- **Aim of the task**
The reply should be the records repeated exactly, without any images.

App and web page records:
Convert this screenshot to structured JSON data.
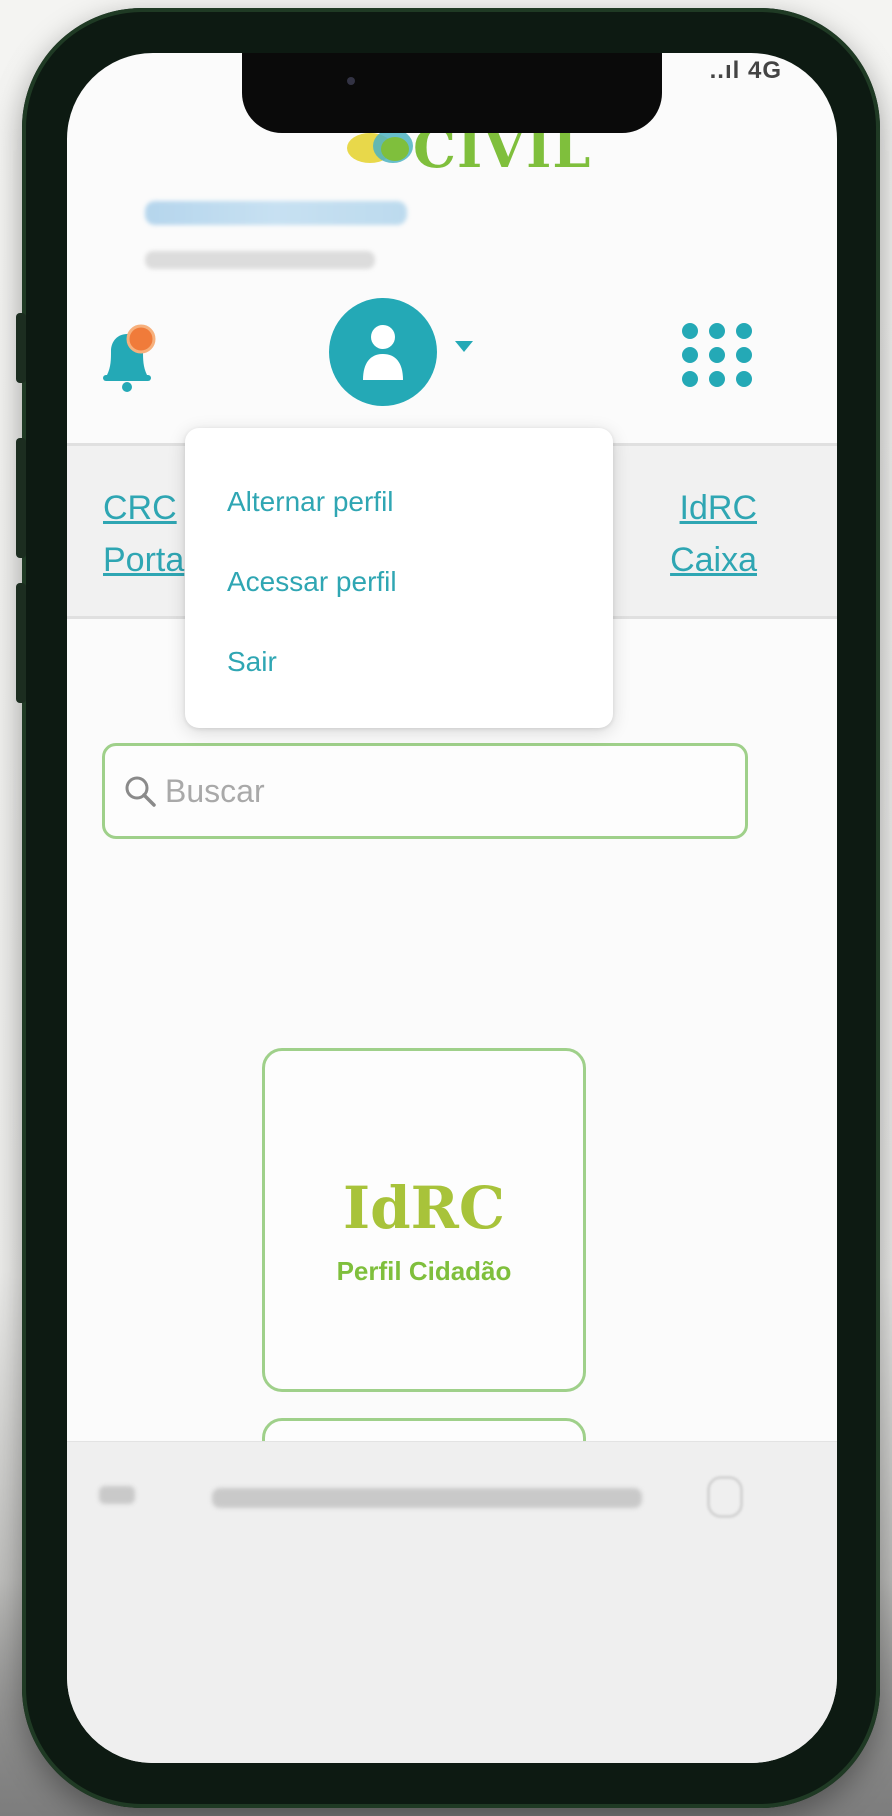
{
  "header": {
    "logo_text": "CIVIL",
    "status_signal": "..ıl 4G"
  },
  "links": {
    "left_line1": "CRC",
    "left_line2": "Porta",
    "right_line1": "IdRC",
    "right_line2": "Caixa"
  },
  "profile_menu": {
    "items": [
      "Alternar perfil",
      "Acessar perfil",
      "Sair"
    ]
  },
  "search": {
    "placeholder": "Buscar"
  },
  "cards": [
    {
      "title": "IdRC",
      "subtitle": "Perfil Cidadão"
    }
  ],
  "colors": {
    "accent_teal": "#24a9b6",
    "accent_green": "#7fbf3c",
    "border_green": "#9fd08a",
    "notification_orange": "#f07b3a"
  },
  "icons": [
    "bell-icon",
    "user-avatar-icon",
    "caret-down-icon",
    "apps-grid-icon",
    "search-icon"
  ]
}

- **Response**
Convert this screenshot to structured JSON data.
{
  "header": {
    "logo_text": "CIVIL",
    "status_signal": "..ıl 4G"
  },
  "links": {
    "left_line1": "CRC",
    "left_line2": "Porta",
    "right_line1": "IdRC",
    "right_line2": "Caixa"
  },
  "profile_menu": {
    "items": [
      "Alternar perfil",
      "Acessar perfil",
      "Sair"
    ]
  },
  "search": {
    "placeholder": "Buscar"
  },
  "cards": [
    {
      "title": "IdRC",
      "subtitle": "Perfil Cidadão"
    }
  ],
  "colors": {
    "accent_teal": "#24a9b6",
    "accent_green": "#7fbf3c",
    "border_green": "#9fd08a",
    "notification_orange": "#f07b3a"
  },
  "icons": [
    "bell-icon",
    "user-avatar-icon",
    "caret-down-icon",
    "apps-grid-icon",
    "search-icon"
  ]
}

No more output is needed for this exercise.